> Task prompt:
For the records below, say how many lines contain the string "false". Give the number only.

> Given records:
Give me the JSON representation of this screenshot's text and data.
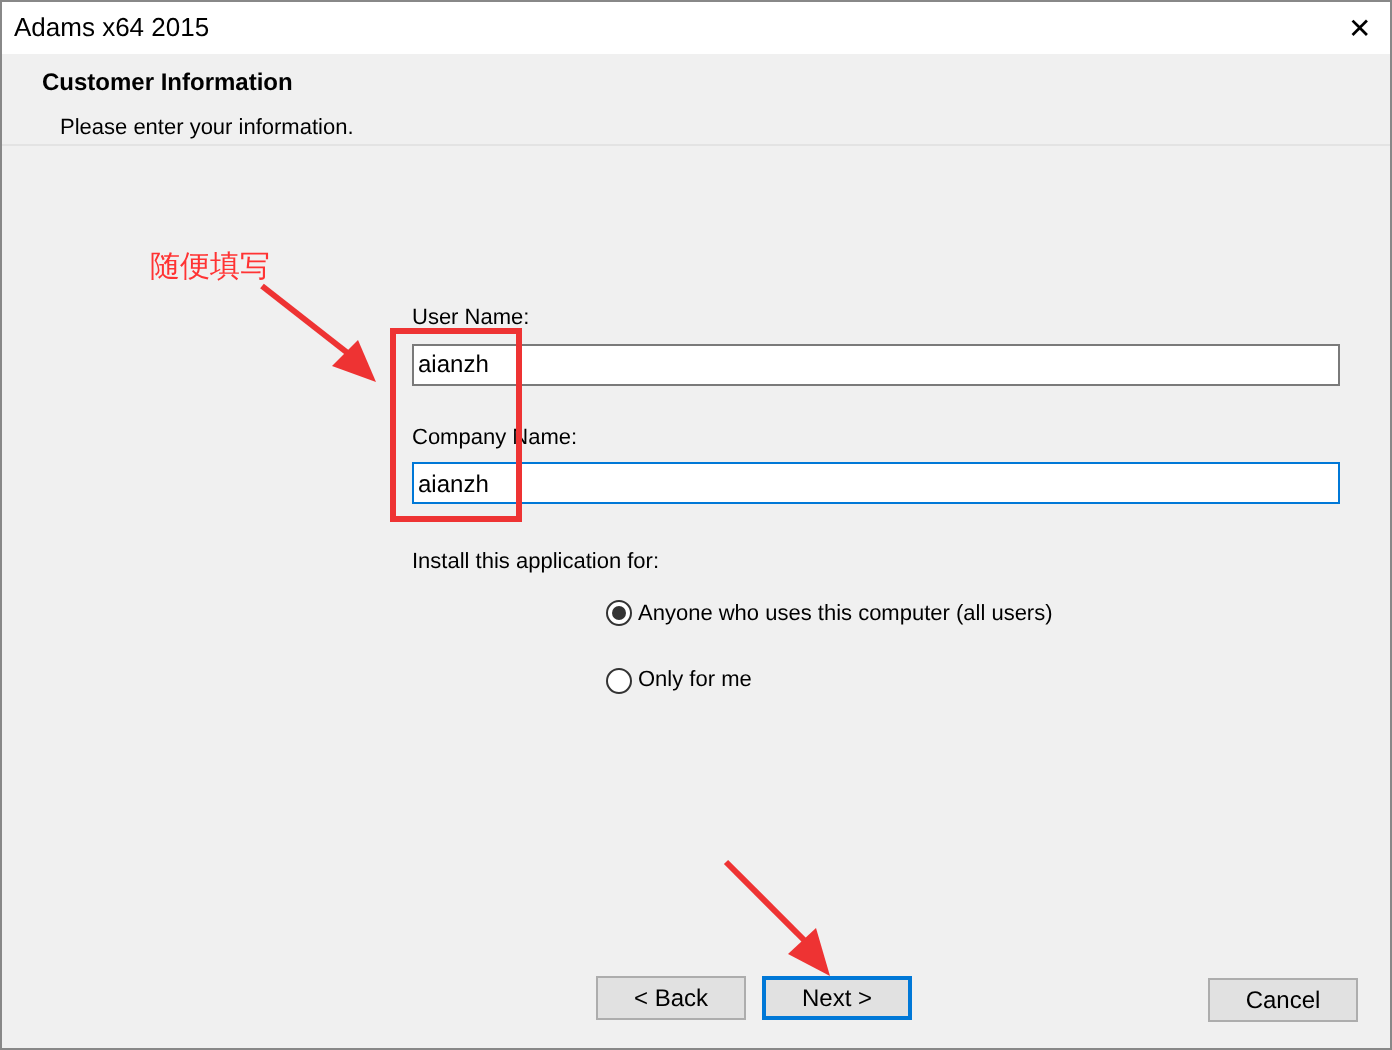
{
  "window": {
    "title": "Adams x64 2015",
    "close": "✕"
  },
  "header": {
    "title": "Customer Information",
    "subtitle": "Please enter your information."
  },
  "fields": [
    {
      "label": "User Name:",
      "value": "aianzh",
      "focused": false
    },
    {
      "label": "Company Name:",
      "value": "aianzh",
      "focused": true
    }
  ],
  "install_for": {
    "label": "Install this application for:",
    "options": [
      {
        "label": "Anyone who uses this computer (all users)",
        "selected": true
      },
      {
        "label": "Only for me",
        "selected": false
      }
    ]
  },
  "buttons": [
    {
      "label": "< Back",
      "default": false
    },
    {
      "label": "Next >",
      "default": true
    },
    {
      "label": "Cancel",
      "default": false
    }
  ],
  "annotation": {
    "note": "随便填写"
  }
}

> The completed task:
4